June 21st, 2015
In its ongoing efforts to thwart the AIDS epidemic, the Government announced exemption of custom import duties for certain antiretroviral drugs and kits. At least a third of the 2.1 million afflicted with the ailment depend entirely on distribution of these free drugs provided by state-run centres, but many face shortage or stock outs of their daily medication for months. With this welcome step, the import of raw materials required for their manufacture under the national programme will be much cheaper.
The lack of restrictions will be in effect till March 31, 2016, said the notification issued by the Central Board of Excise and Customs. This would benefit Adult first line, Adult second line and Pediatric Antiretroviral drugs, as well as ‘Cluster of Differentiation (CD) 4 Kits/ Reagents, HIV-DNA-PCR Kits for DNA Testing of Early Infant Diagnostics, Viral Load Kits, CD4 Machines and Viral Load Machines’. The importer will also have to produce a certificate that the goods are required for the National AIDS Control Programme funded by Global Fund to fight AIDS, TB and Malaria.
According to Reuters data, the AIDS control programme had been in disarray following the recent change in distribution of federal funds.
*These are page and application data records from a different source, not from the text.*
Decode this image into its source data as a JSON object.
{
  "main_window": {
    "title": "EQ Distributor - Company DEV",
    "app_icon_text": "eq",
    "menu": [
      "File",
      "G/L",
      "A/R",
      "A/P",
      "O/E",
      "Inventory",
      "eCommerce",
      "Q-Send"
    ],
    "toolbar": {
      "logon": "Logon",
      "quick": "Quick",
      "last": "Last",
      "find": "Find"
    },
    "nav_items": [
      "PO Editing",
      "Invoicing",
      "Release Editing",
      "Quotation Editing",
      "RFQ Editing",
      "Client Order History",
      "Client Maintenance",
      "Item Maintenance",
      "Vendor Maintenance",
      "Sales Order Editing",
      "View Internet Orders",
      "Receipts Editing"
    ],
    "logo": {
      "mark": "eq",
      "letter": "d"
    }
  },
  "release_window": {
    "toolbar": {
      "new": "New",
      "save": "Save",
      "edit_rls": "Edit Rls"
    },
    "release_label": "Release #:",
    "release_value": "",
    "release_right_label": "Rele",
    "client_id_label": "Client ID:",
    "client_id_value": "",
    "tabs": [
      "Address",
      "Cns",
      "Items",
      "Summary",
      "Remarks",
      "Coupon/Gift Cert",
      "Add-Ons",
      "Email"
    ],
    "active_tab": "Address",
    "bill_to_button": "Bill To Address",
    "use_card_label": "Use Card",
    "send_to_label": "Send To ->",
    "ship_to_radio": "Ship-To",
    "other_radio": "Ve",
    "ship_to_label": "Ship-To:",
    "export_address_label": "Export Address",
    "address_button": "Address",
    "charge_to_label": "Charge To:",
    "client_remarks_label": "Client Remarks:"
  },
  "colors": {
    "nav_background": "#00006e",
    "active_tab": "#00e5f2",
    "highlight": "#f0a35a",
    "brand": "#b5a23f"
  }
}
Construction of clinics in rural areas was also delayed, with health workers eventually quitting. Lack of participation by local drug manufacturers, in procuring drugs as per the National AIDS Control Organisation tenders, made matters worse. In the meantime, Industry insiders cite delayed tender approvals, supply bottlenecks and late payments, as well as poor coordination between the central and state governments for the interruption.
Antiretroviral drugs sold in the open market are expensive, and the government is expected to add more drugs under cover of price control by including them in the national list of essential medicines to render them affordable.